▸ **Your objective**
Every line below that carries the word "Mesh" needs to be copied.

[Data about app and page elements]

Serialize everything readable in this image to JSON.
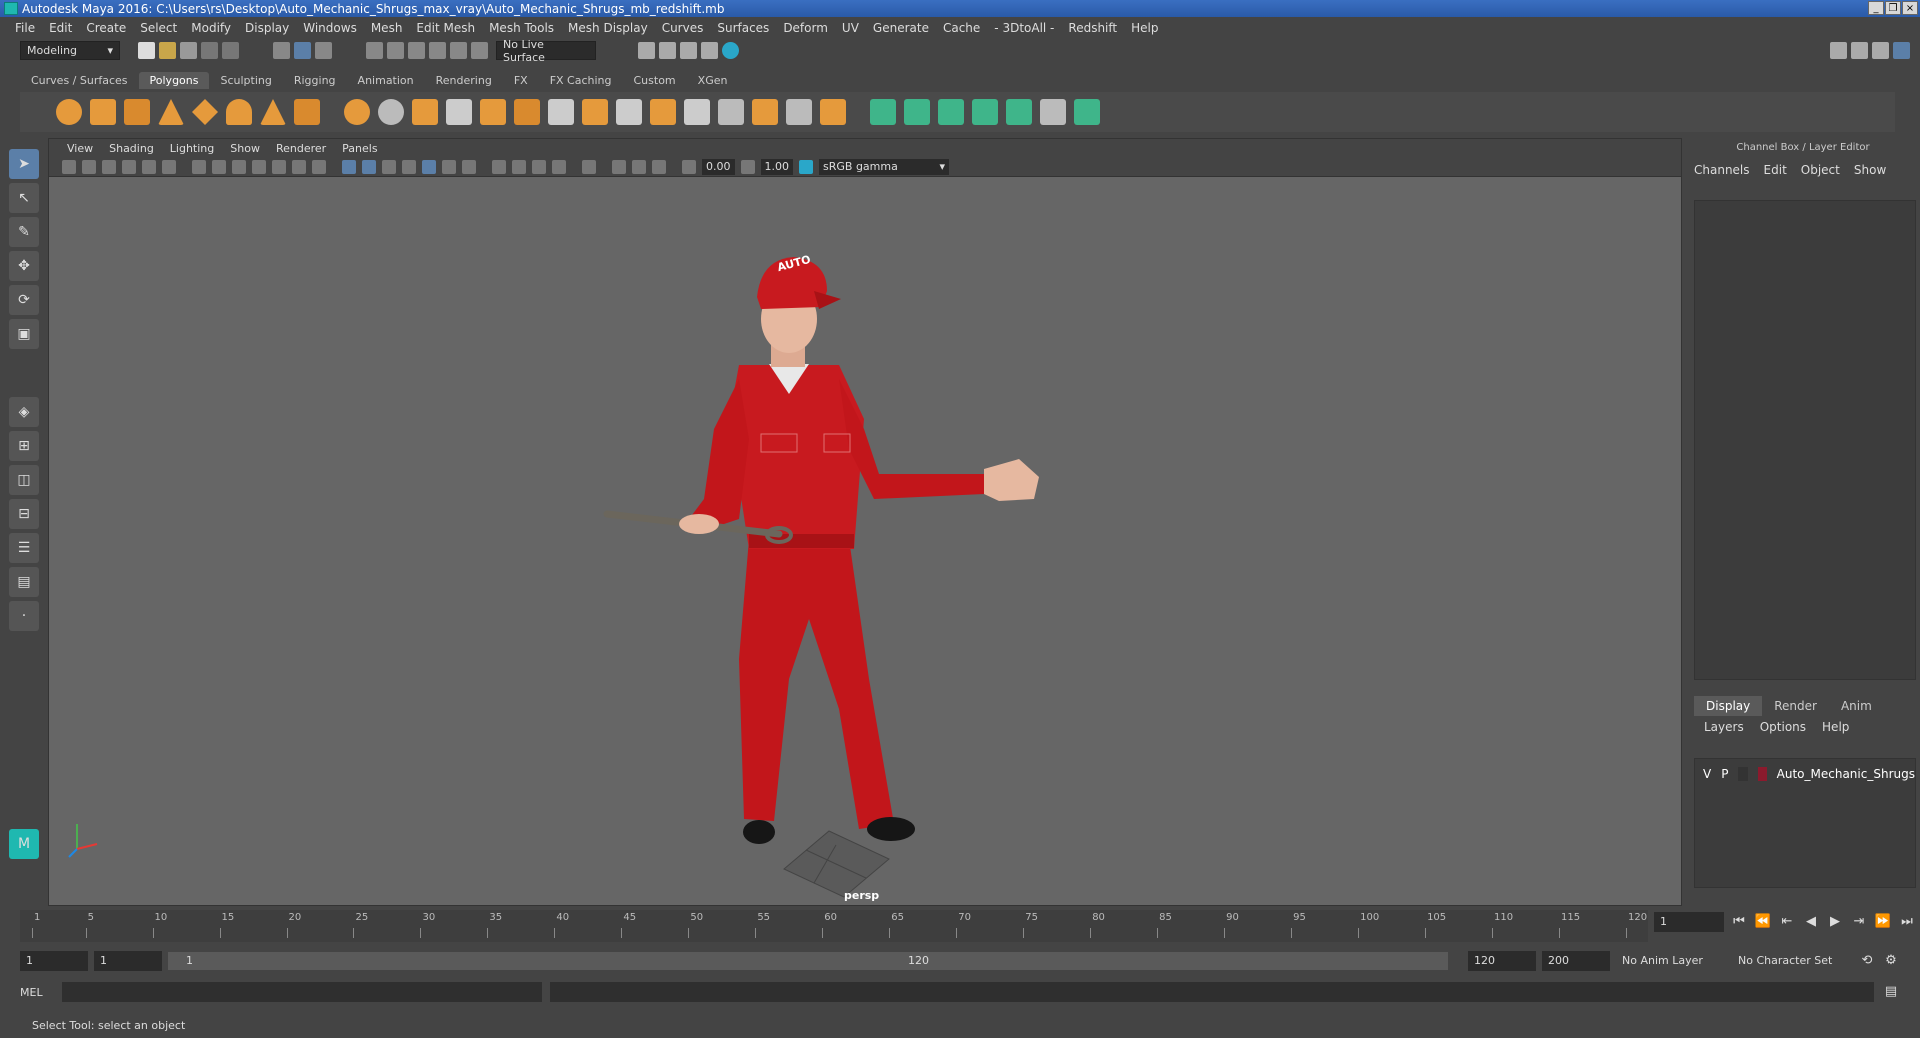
{
  "window": {
    "title": "Autodesk Maya 2016: C:\\Users\\rs\\Desktop\\Auto_Mechanic_Shrugs_max_vray\\Auto_Mechanic_Shrugs_mb_redshift.mb",
    "buttons": [
      "_",
      "×"
    ]
  },
  "menu": [
    "File",
    "Edit",
    "Create",
    "Select",
    "Modify",
    "Display",
    "Windows",
    "Mesh",
    "Edit Mesh",
    "Mesh Tools",
    "Mesh Display",
    "Curves",
    "Surfaces",
    "Deform",
    "UV",
    "Generate",
    "Cache",
    "- 3DtoAll -",
    "Redshift",
    "Help"
  ],
  "status": {
    "mode": "Modeling",
    "live_surface": "No Live Surface"
  },
  "shelf_tabs": [
    "Curves / Surfaces",
    "Polygons",
    "Sculpting",
    "Rigging",
    "Animation",
    "Rendering",
    "FX",
    "FX Caching",
    "Custom",
    "XGen"
  ],
  "shelf_active": "Polygons",
  "viewport": {
    "menu": [
      "View",
      "Shading",
      "Lighting",
      "Show",
      "Renderer",
      "Panels"
    ],
    "exposure": "0.00",
    "gamma": "1.00",
    "color_space": "sRGB gamma",
    "camera": "persp",
    "hat_text": "AUTO"
  },
  "channel_box": {
    "title": "Channel Box / Layer Editor",
    "menu": [
      "Channels",
      "Edit",
      "Object",
      "Show"
    ]
  },
  "layer_editor": {
    "tabs": [
      "Display",
      "Render",
      "Anim"
    ],
    "active_tab": "Display",
    "menu": [
      "Layers",
      "Options",
      "Help"
    ],
    "layers": [
      {
        "v": "V",
        "p": "P",
        "name": "Auto_Mechanic_Shrugs",
        "color": "#8b1a2d"
      }
    ]
  },
  "timeline": {
    "ticks": [
      "1",
      "5",
      "10",
      "15",
      "20",
      "25",
      "30",
      "35",
      "40",
      "45",
      "50",
      "55",
      "60",
      "65",
      "70",
      "75",
      "80",
      "85",
      "90",
      "95",
      "100",
      "105",
      "110",
      "115",
      "120"
    ],
    "current_frame": "1"
  },
  "range": {
    "start": "1",
    "playback_start": "1",
    "slider_start": "1",
    "slider_end": "120",
    "playback_end": "120",
    "end": "200",
    "anim_layer": "No Anim Layer",
    "character_set": "No Character Set"
  },
  "command": {
    "label": "MEL"
  },
  "help_line": "Select Tool: select an object"
}
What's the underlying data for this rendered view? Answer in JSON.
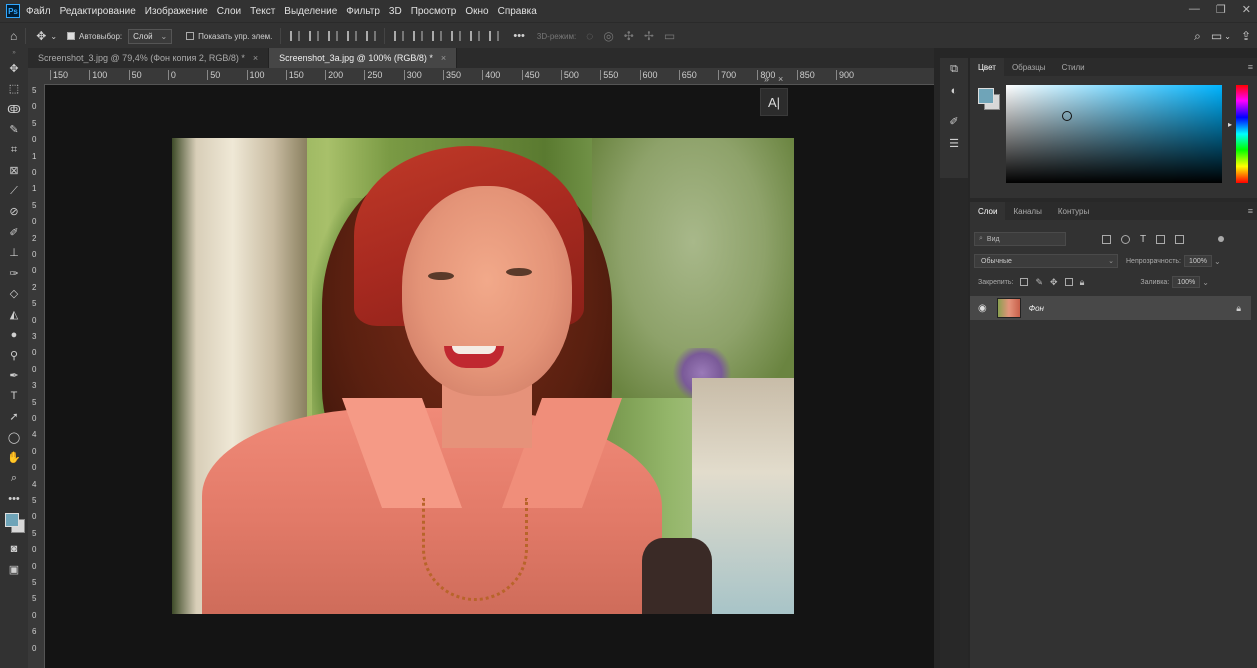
{
  "menubar": {
    "logo": "Ps",
    "items": [
      "Файл",
      "Редактирование",
      "Изображение",
      "Слои",
      "Текст",
      "Выделение",
      "Фильтр",
      "3D",
      "Просмотр",
      "Окно",
      "Справка"
    ],
    "window_controls": [
      "—",
      "❐",
      "✕"
    ]
  },
  "options": {
    "autoselect_label": "Автовыбор:",
    "autoselect_value": "Слой",
    "show_transform_label": "Показать упр. элем.",
    "mode_3d_label": "3D-режим:",
    "more": "•••"
  },
  "tabs": [
    {
      "label": "Screenshot_3.jpg @ 79,4% (Фон копия 2, RGB/8) *",
      "close": "×"
    },
    {
      "label": "Screenshot_3a.jpg @ 100% (RGB/8) *",
      "close": "×"
    }
  ],
  "tab_overflow": "»",
  "tab_close_all": "×",
  "ruler": {
    "h_ticks": [
      "150",
      "100",
      "50",
      "0",
      "50",
      "100",
      "150",
      "200",
      "250",
      "300",
      "350",
      "400",
      "450",
      "500",
      "550",
      "600",
      "650",
      "700",
      "800",
      "850",
      "900"
    ],
    "v_ticks": [
      "5",
      "0",
      "5",
      "0",
      "1",
      "0",
      "1",
      "5",
      "0",
      "2",
      "0",
      "0",
      "2",
      "5",
      "0",
      "3",
      "0",
      "0",
      "3",
      "5",
      "0",
      "4",
      "0",
      "0",
      "4",
      "5",
      "0",
      "5",
      "0",
      "0",
      "5",
      "5",
      "0",
      "6",
      "0"
    ]
  },
  "type_button": "A|",
  "color_panel": {
    "tabs": [
      "Цвет",
      "Образцы",
      "Стили"
    ],
    "fg_color": "#6fa4b8",
    "bg_color": "#d8d8d8",
    "menu": "≡"
  },
  "layers_panel": {
    "tabs": [
      "Слои",
      "Каналы",
      "Контуры"
    ],
    "menu": "≡",
    "search_placeholder": "Вид",
    "blend_mode": "Обычные",
    "opacity_label": "Непрозрачность:",
    "opacity_value": "100%",
    "lock_label": "Закрепить:",
    "fill_label": "Заливка:",
    "fill_value": "100%",
    "layers": [
      {
        "name": "Фон",
        "visible": true,
        "locked": true
      }
    ]
  },
  "tools": [
    "move-tool",
    "marquee-tool",
    "lasso-tool",
    "quick-select-tool",
    "crop-tool",
    "frame-tool",
    "eyedropper-tool",
    "healing-brush-tool",
    "brush-tool",
    "stamp-tool",
    "history-brush-tool",
    "eraser-tool",
    "paint-bucket-tool",
    "blur-tool",
    "dodge-tool",
    "pen-tool",
    "type-tool",
    "path-select-tool",
    "ellipse-tool",
    "hand-tool",
    "zoom-tool",
    "more-tools",
    "color-swatches",
    "quick-mask",
    "screen-mode"
  ]
}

▸ **Answer to this exercise**
    "Mesh",
    "Edit Mesh",
    "Mesh Tools",
    "Mesh Display",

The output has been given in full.